The tomato is an import from a warmer climate to Britain so it’s no surprise that the ideal temperatures for growing tomatoes are higher than is usual outdoors here. Tomatoes can be grown successfully outdoors in the warmer parts of Britain, if the weather is kind.
‘Wild’ tomatoes used to be a common feature around sewerage works in the south of England. The reason being that the seed will pass through the gut and use our manure as fertiliser. Down in the south and south east it was just about warm enough for tomatoes to grow and fruit.
Tomato Varieties for Cooler Climates
Some varieties have been bred for cooler climates, notably Glacier and Sub Arctic Plenty.
Sub Arctic Plenty Tomato
The Sub Arctic Plenty tomato was developed after WW2 by the US military to supply troops stationed in Iceland with a fresh tomato despite a very challenging climate. Being able to thrive in cooler temperatures reduced greenhouse heating costs.
Glacier is a Swedish bush (determinate) ultra-early variety that starts to produce ripe fruit in just 55 days from germination. Ideal for the short summer season enjoyed in much of Scandinavia.
In general though tomatoes require a temperature between 15ºC and 32ºC to survive.
Germination Temperatures for Tomatoes
The minimum temperature to germinate tomatoes is 15ºC but germination will be faster and more certain at 20ºC to 24ºC
Growing Temperatures for Tomatoes
Tomatoes can tolerate a night time temperature falling to 13.5ºC but if the daytime temperature falls below 15ºC for a week or more, growth will be stunted at best and crops reduced.
If night time temperatures drop below 13.5ºC, pollen fails to develop and flowers that open the following morning will not set fruit.
If growing in cloches or other shelter outdoors, the soil temperature should be over 12.5ºC although warmer is better.
The ideal temperature for tomatoes growth and fruit production ranges between 20ºC and 24ºC
Too Hot for Tomatoes!
It is common for home greenhouse growers to raise temperatures too high, especially in a hot summer. Just as we suffer when it’s too hot, so does the tomato plant.

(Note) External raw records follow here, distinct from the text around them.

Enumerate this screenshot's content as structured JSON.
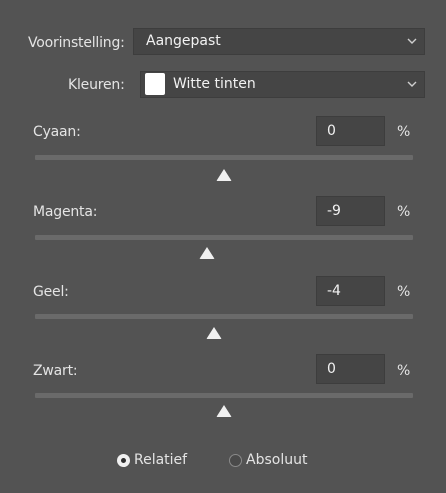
{
  "preset": {
    "label": "Voorinstelling:",
    "value": "Aangepast"
  },
  "colors": {
    "label": "Kleuren:",
    "value": "Witte tinten",
    "swatch_color": "#ffffff"
  },
  "sliders": [
    {
      "label": "Cyaan:",
      "value": "0",
      "unit": "%"
    },
    {
      "label": "Magenta:",
      "value": "-9",
      "unit": "%"
    },
    {
      "label": "Geel:",
      "value": "-4",
      "unit": "%"
    },
    {
      "label": "Zwart:",
      "value": "0",
      "unit": "%"
    }
  ],
  "mode": {
    "relative_label": "Relatief",
    "absolute_label": "Absoluut",
    "selected": "relative"
  },
  "icons": {
    "dropdown": "chevron-down-icon",
    "slider_thumb": "triangle-thumb-icon"
  },
  "theme": {
    "panel_bg": "#535353",
    "field_bg": "#454545",
    "text": "#e4e4e4"
  }
}
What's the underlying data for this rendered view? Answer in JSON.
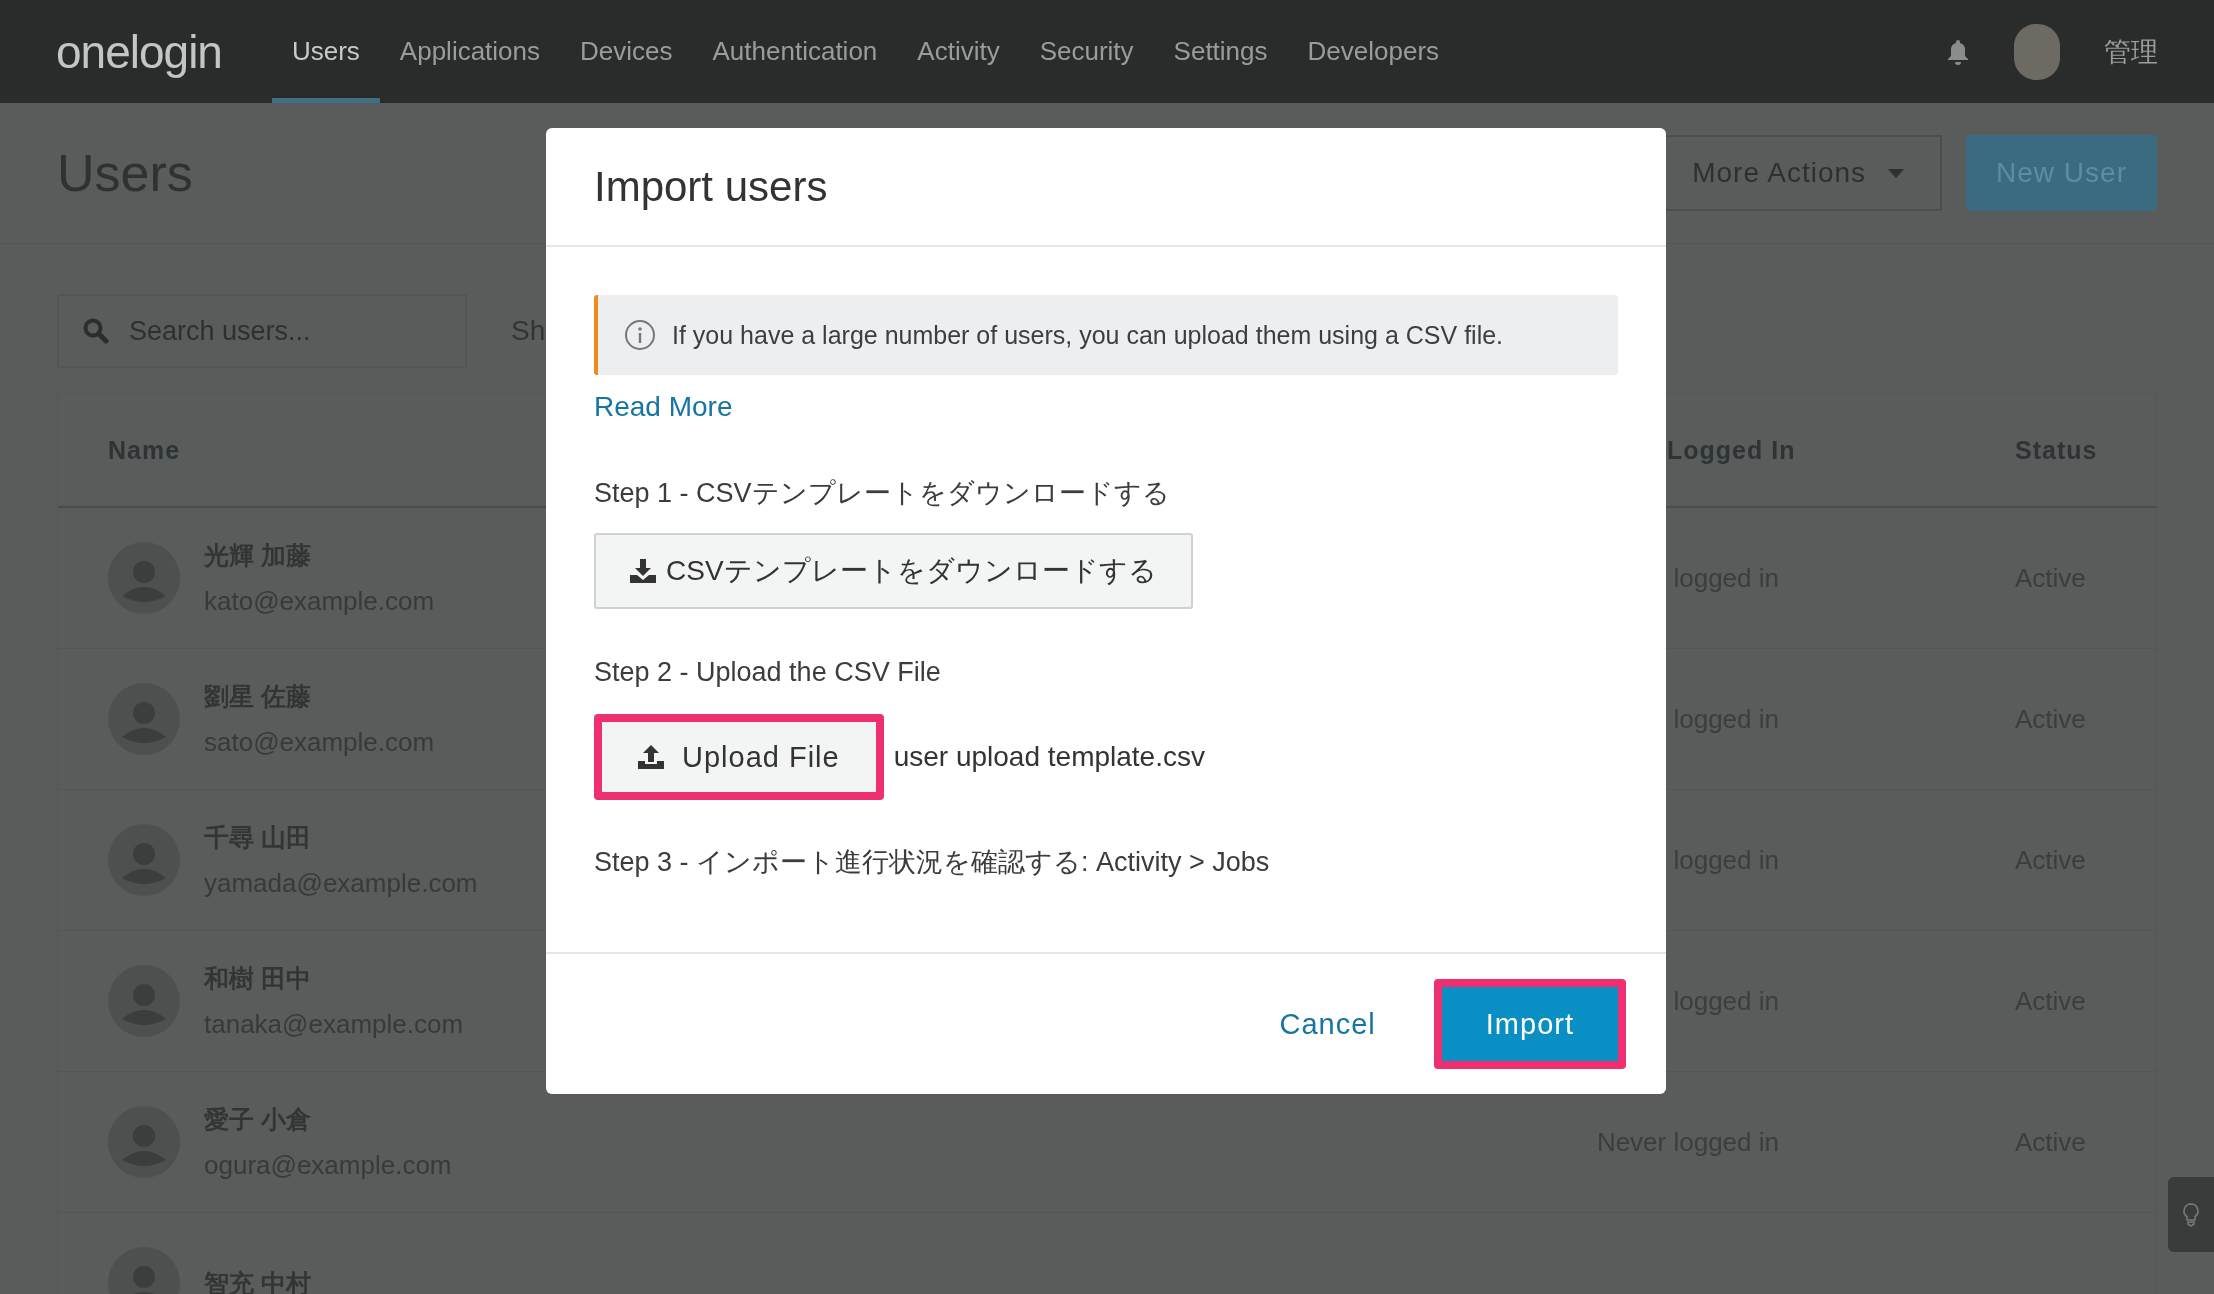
{
  "nav": {
    "logo": "onelogin",
    "items": [
      {
        "label": "Users",
        "selected": true
      },
      {
        "label": "Applications",
        "selected": false
      },
      {
        "label": "Devices",
        "selected": false
      },
      {
        "label": "Authentication",
        "selected": false
      },
      {
        "label": "Activity",
        "selected": false
      },
      {
        "label": "Security",
        "selected": false
      },
      {
        "label": "Settings",
        "selected": false
      },
      {
        "label": "Developers",
        "selected": false
      }
    ],
    "user_name": "管理"
  },
  "page": {
    "title": "Users",
    "more_actions": "More Actions",
    "new_user": "New User",
    "search": {
      "placeholder": "Search users..."
    },
    "filter_label": "Sh"
  },
  "table": {
    "columns": [
      "Name",
      "Logged In",
      "Status"
    ],
    "rows": [
      {
        "name": "光輝 加藤",
        "email": "kato@example.com",
        "logged_in": "logged in",
        "status": "Active"
      },
      {
        "name": "劉星 佐藤",
        "email": "sato@example.com",
        "logged_in": "logged in",
        "status": "Active"
      },
      {
        "name": "千尋 山田",
        "email": "yamada@example.com",
        "logged_in": "logged in",
        "status": "Active"
      },
      {
        "name": "和樹 田中",
        "email": "tanaka@example.com",
        "logged_in": "logged in",
        "status": "Active"
      },
      {
        "name": "愛子 小倉",
        "email": "ogura@example.com",
        "logged_in": "Never logged in",
        "status": "Active"
      },
      {
        "name": "智充 中村"
      }
    ]
  },
  "modal": {
    "title": "Import users",
    "info": "If you have a large number of users, you can upload them using a CSV file.",
    "read_more": "Read More",
    "step1": "Step 1 - CSVテンプレートをダウンロードする",
    "download_button": "CSVテンプレートをダウンロードする",
    "step2": "Step 2 - Upload the CSV File",
    "upload_button": {
      "label": "Upload File",
      "highlighted": true
    },
    "file_name": "user upload template.csv",
    "step3": "Step 3 - インポート進行状況を確認する: Activity > Jobs",
    "cancel": "Cancel",
    "import_button": {
      "label": "Import",
      "highlighted": true
    }
  }
}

Energy that could be profitably going into fruit or growth is diverted into temperature control
Once temperatures rise above 27ºC plants really begin to suffer and above 32ºC fruit will fail to set.

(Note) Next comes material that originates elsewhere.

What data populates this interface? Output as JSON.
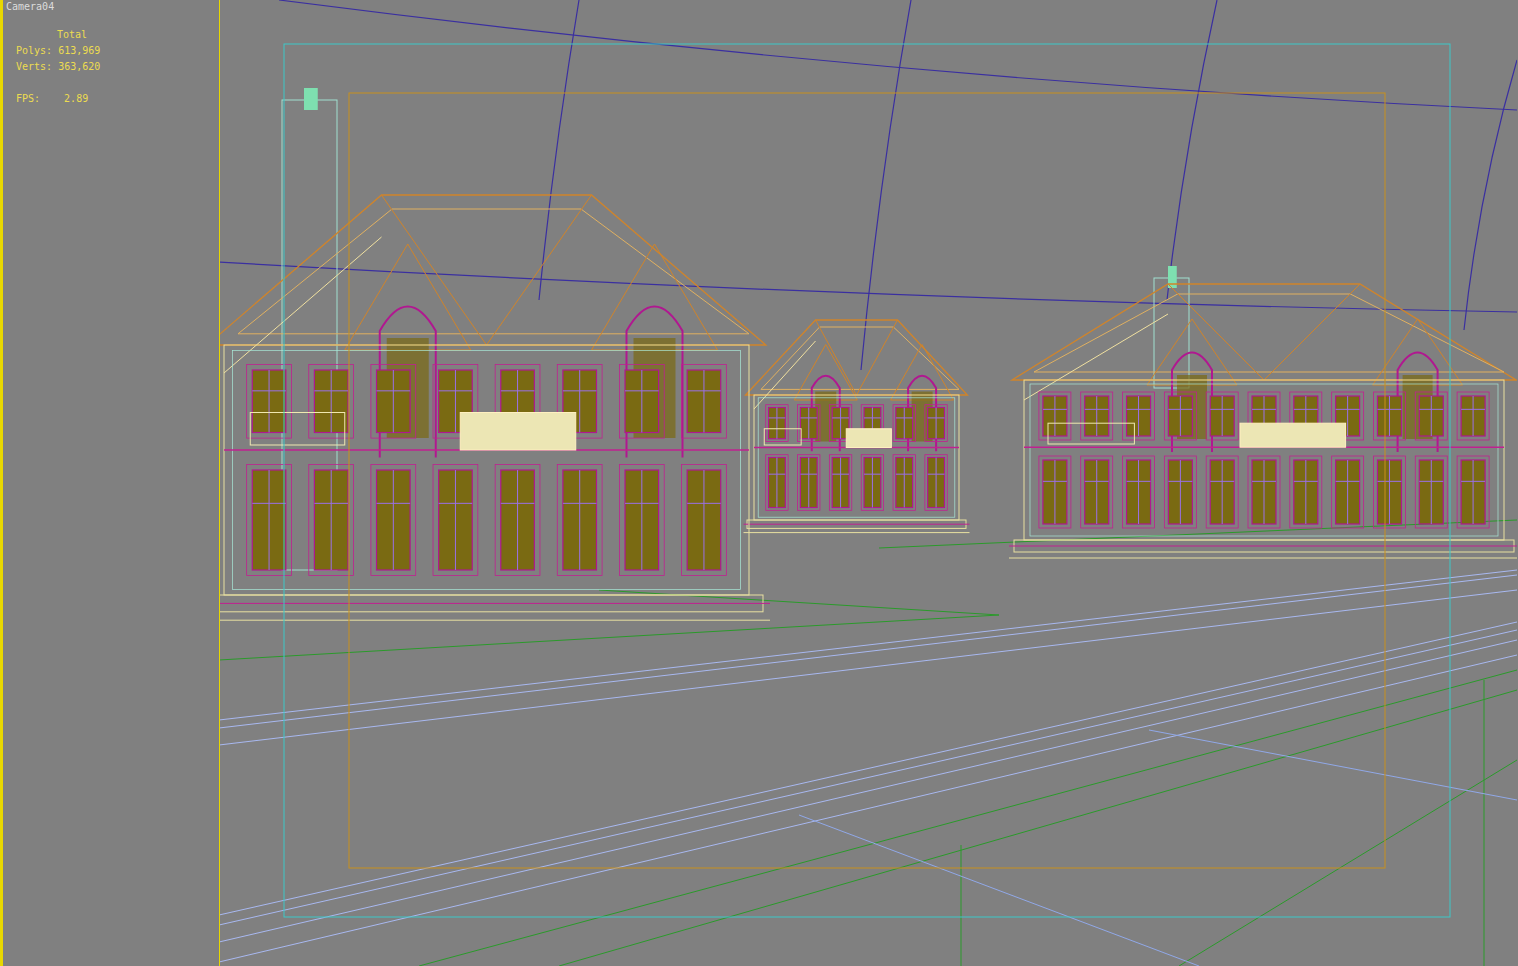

In countries that enjoy a hot climate, tomatoes are often grown under shade for those reasons.
Further Information: Tomato Growing Guides
- Grow Unusual Tomatoes!

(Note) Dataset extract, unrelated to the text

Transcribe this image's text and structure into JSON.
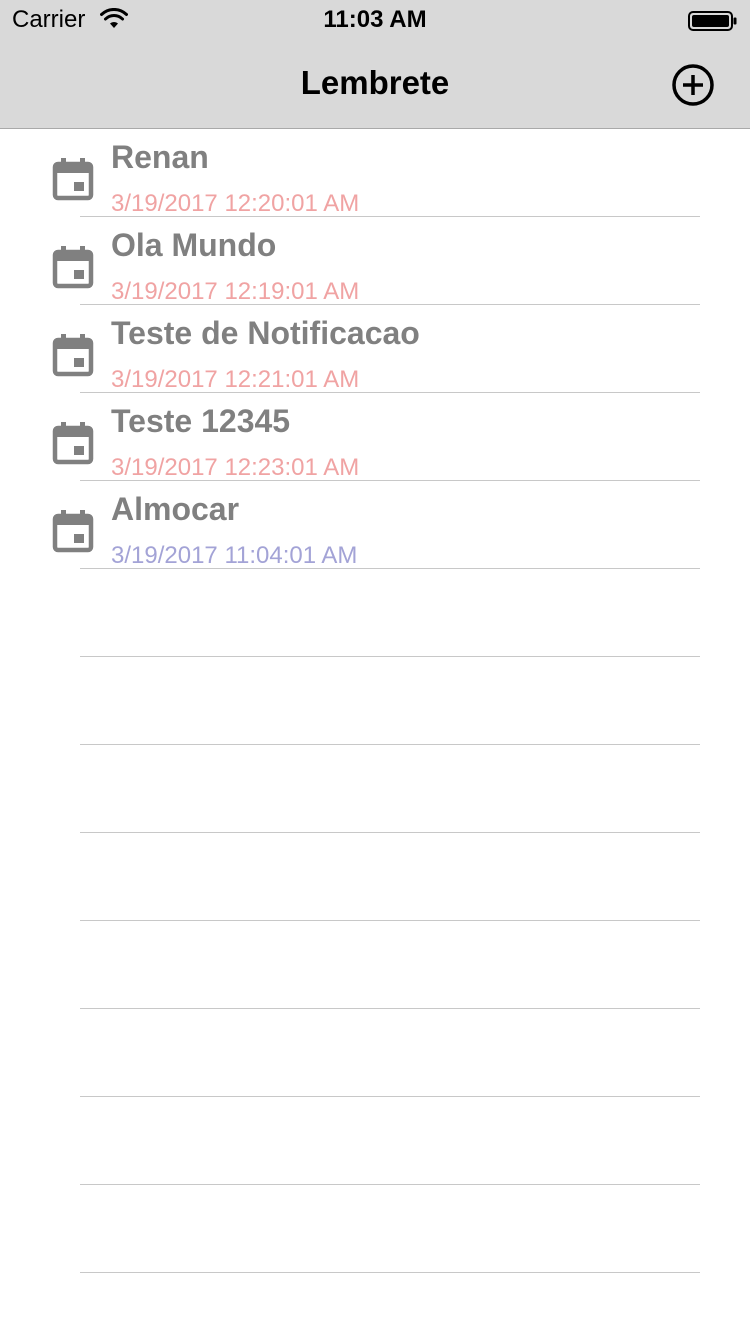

- Types of Tomatoes – An Introduction to Tomato Growing Part 1
- Sowing and Starting off Tomatoes – Introduction to Tomato Growing Part 2
- Growing Tomatoes in a Tomato Grow-house (Mini-Greenhouse)
- Growing Tomatoes in a Greenhouse
- Growing Tomatoes in the Greenhouse Border
- Growing Tomatoes in Pots or Grow Bags in the Greenhouse
- Growing Tomatoes by Ring Culture
- Growing Tomatoes in Straw Bales
- Growing Tomatoes Outdoors
- Planting & Growing Tomatoes Outdoors
- Growing Patio Tomatoes – Dwarf Bush Variety Patio Tomatoes
- Water Requirements for Tomatoes
- Ideal Temperatures for Growing Tomatoes
- Removing Tomato Side Shoots (Suckers) & Stopping Tomatoes
- Best Tomato Varieties – My Top Tasty Tomato Picks
- Heirloom Tomatoes (Heritage Tomatoes)
- Best Tomatoes for Greenhouse Growing
- Tomato Troubles & Diseases | Causes & Cures of Tomato Problems
- Raising Tomato Plants from Seed